(Entries from a dataset of interfaces)
★ ★ ★ ★ ★ ★ ★
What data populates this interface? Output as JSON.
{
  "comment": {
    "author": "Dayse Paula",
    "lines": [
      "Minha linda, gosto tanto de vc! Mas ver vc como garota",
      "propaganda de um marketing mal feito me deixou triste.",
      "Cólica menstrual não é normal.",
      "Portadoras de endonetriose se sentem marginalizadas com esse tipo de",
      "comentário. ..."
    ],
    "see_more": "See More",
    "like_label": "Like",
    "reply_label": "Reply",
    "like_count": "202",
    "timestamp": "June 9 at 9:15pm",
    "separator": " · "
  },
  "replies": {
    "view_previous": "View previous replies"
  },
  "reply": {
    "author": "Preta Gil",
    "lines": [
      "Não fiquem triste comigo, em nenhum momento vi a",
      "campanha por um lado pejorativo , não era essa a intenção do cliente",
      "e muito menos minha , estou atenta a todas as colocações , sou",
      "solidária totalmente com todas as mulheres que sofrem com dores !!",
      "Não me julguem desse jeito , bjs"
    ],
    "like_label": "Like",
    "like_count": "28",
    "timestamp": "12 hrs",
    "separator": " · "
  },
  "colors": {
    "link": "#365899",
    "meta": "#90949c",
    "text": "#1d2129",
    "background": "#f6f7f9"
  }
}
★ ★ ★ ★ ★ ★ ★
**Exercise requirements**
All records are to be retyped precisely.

**Result of the task**
What data populates this interface? Output as JSON.
{
  "comment": {
    "author": "Dayse Paula",
    "lines": [
      "Minha linda, gosto tanto de vc! Mas ver vc como garota",
      "propaganda de um marketing mal feito me deixou triste.",
      "Cólica menstrual não é normal.",
      "Portadoras de endonetriose se sentem marginalizadas com esse tipo de",
      "comentário. ..."
    ],
    "see_more": "See More",
    "like_label": "Like",
    "reply_label": "Reply",
    "like_count": "202",
    "timestamp": "June 9 at 9:15pm",
    "separator": " · "
  },
  "replies": {
    "view_previous": "View previous replies"
  },
  "reply": {
    "author": "Preta Gil",
    "lines": [
      "Não fiquem triste comigo, em nenhum momento vi a",
      "campanha por um lado pejorativo , não era essa a intenção do cliente",
      "e muito menos minha , estou atenta a todas as colocações , sou",
      "solidária totalmente com todas as mulheres que sofrem com dores !!",
      "Não me julguem desse jeito , bjs"
    ],
    "like_label": "Like",
    "like_count": "28",
    "timestamp": "12 hrs",
    "separator": " · "
  },
  "colors": {
    "link": "#365899",
    "meta": "#90949c",
    "text": "#1d2129",
    "background": "#f6f7f9"
  }
}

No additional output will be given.